A group of Indian scientists have completed the new study that indicates the likelihood of a mega Himalayan earthquake. This study backs previous warning issued by other scientists about an impending massive earthquake in the Himalayan belt.
The study, led by seismologist C.P. Rajendran of the Jawaharlal Nehru Centre for Advanced Scientific Research in Bengaluru, suggests that the mega Himalayan earthquake could reach a magnitude of 8.5 on the Richter scale. The “enormous stacking up of strain in the region portends at least one earthquake of magnitude 8.5 or more in one of the overlapping segments of the central Himalayas anytime in the future”, it says.
Mega Himalayan Earthquake: How The Study Evolved
The researchers conducted the study along the frontal thrust of the central Himalayas. They examined Mohana Khola in western Nepal and Chorgalia on the Indian border to determine the timing of the last faulting event on in this region. Reports suggest that the last such event occurred between the 14th and 15th century.
A massive earthquake of magnitude 8.5 or higher had occurred between 1315 and 1440, disturbing a stretch of the length of central seismic gap from Bhatpur to beyond Mohana Khola (about 600 km) in the central Himalayan region. Following this earthquake, the belt has been seismically quite for almost 600 to 700 years. This indicates there is a tremendous build up of strain in the region, increasing the likelihood of the mega Himalayan earthquake.
“Considering this potentially high seismic risk, this will be particularly catastrophic for a region marked by an ever-growing population and unhindered expansion of the built-up environment, to be contrasted with poor preparedness to meet this contingency,” Rajendran said.
The scientists followed the local geology and structural map published by the Geological Survey of India.
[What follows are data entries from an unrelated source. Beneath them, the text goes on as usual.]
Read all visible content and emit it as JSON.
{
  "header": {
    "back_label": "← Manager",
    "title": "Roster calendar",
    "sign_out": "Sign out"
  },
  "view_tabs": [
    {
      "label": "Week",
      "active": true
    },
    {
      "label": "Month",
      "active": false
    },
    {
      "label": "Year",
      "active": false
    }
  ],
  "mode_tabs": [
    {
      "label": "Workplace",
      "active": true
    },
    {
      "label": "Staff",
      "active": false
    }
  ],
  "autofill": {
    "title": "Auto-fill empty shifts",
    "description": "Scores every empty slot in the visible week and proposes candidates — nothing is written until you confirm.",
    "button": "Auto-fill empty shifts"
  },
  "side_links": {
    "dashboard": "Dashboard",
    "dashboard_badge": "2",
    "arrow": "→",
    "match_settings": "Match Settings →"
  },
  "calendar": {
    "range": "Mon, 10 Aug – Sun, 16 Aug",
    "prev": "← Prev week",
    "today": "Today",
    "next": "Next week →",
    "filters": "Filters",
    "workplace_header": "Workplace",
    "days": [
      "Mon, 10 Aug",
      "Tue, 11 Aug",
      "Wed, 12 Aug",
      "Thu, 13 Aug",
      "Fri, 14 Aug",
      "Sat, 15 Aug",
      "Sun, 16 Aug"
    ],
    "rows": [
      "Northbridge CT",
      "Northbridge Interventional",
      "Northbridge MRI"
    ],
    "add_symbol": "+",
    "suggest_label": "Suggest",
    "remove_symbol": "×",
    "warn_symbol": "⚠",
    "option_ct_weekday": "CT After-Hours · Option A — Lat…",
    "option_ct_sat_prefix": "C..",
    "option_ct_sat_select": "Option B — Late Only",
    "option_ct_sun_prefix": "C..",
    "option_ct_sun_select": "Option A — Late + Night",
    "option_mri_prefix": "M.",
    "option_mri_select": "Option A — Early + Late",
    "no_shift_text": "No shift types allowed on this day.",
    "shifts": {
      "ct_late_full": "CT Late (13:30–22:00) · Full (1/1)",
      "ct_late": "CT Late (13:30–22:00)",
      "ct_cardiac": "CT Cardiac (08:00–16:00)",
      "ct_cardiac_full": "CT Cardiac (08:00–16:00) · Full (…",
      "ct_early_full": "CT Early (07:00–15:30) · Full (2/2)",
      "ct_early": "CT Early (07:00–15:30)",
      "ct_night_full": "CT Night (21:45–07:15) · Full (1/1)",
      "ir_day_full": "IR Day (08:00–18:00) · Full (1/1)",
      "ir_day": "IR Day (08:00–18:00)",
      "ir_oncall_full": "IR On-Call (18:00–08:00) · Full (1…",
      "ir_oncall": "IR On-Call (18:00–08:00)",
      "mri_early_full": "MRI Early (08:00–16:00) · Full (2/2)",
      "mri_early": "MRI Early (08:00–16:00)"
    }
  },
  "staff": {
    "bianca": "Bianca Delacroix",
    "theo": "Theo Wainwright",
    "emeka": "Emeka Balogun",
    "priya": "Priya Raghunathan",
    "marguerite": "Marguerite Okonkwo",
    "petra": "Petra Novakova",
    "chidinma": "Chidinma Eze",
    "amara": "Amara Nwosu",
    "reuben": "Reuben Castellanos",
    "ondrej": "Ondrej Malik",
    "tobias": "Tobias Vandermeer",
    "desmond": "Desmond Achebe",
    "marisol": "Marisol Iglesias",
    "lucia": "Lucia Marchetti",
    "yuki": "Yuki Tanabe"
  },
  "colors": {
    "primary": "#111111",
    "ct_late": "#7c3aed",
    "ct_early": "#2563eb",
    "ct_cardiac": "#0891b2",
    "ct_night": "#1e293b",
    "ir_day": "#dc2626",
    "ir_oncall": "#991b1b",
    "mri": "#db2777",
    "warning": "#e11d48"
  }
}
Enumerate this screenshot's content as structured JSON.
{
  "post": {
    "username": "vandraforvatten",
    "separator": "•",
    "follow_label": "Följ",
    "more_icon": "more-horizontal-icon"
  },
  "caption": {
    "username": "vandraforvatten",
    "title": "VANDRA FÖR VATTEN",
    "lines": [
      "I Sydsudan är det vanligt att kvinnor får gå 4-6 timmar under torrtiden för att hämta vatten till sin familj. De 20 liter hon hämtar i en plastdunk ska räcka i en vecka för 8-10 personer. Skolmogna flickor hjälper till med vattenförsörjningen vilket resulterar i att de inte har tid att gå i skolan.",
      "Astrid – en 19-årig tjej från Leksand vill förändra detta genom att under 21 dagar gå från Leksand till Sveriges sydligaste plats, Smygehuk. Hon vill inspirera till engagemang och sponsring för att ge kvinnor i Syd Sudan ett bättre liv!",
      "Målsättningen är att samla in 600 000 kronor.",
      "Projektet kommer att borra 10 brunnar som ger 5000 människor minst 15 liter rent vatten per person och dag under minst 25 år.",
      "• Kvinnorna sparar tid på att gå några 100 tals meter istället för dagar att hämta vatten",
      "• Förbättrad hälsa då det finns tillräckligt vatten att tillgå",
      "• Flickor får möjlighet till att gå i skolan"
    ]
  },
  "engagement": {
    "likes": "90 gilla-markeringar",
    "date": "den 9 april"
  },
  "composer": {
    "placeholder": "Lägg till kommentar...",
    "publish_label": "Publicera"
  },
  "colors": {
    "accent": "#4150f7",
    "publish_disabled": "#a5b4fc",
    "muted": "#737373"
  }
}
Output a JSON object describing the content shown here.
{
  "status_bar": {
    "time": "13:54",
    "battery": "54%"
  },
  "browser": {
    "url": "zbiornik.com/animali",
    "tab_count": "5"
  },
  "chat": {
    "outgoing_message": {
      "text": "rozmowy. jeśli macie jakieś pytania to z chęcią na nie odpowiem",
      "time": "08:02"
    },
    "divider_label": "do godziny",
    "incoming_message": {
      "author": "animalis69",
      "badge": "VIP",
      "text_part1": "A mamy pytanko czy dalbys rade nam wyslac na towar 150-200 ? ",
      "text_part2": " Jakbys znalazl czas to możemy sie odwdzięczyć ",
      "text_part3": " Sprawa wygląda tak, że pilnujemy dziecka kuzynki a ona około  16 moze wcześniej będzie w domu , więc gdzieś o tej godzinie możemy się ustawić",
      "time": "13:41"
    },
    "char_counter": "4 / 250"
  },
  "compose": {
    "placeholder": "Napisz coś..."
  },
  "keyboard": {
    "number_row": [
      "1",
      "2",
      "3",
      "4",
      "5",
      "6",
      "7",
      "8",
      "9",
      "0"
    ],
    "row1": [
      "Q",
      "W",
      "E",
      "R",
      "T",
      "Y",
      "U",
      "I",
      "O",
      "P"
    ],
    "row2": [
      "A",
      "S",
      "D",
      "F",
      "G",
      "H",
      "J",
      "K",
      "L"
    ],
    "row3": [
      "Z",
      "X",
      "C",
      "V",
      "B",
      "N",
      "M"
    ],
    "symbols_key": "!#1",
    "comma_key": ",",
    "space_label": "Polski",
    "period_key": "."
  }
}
They also used Google Earth and imagery from ISRO’s Cartosat-1 satellite to complete this study on the mega Himalayan earthquake. The study was published in Geological Journal.
US geophysicist Roger Bilham of the University of Colorado has also supported this study. Bilham has worked hard for year to lay the foundation of knowledge about earthquakes in the Himalayas. “My own evaluation of the available evidence suggests their estimate is conservative, and should the rupture zone extend from east of Almora to west of Pockara (Nepal) the earthquake will exceed 8.7,” he said.
The warning came just a day before back-to-back earthquakes measuring 7 and 5.7 triggered widespread panic and a tsunami warning in Alaska.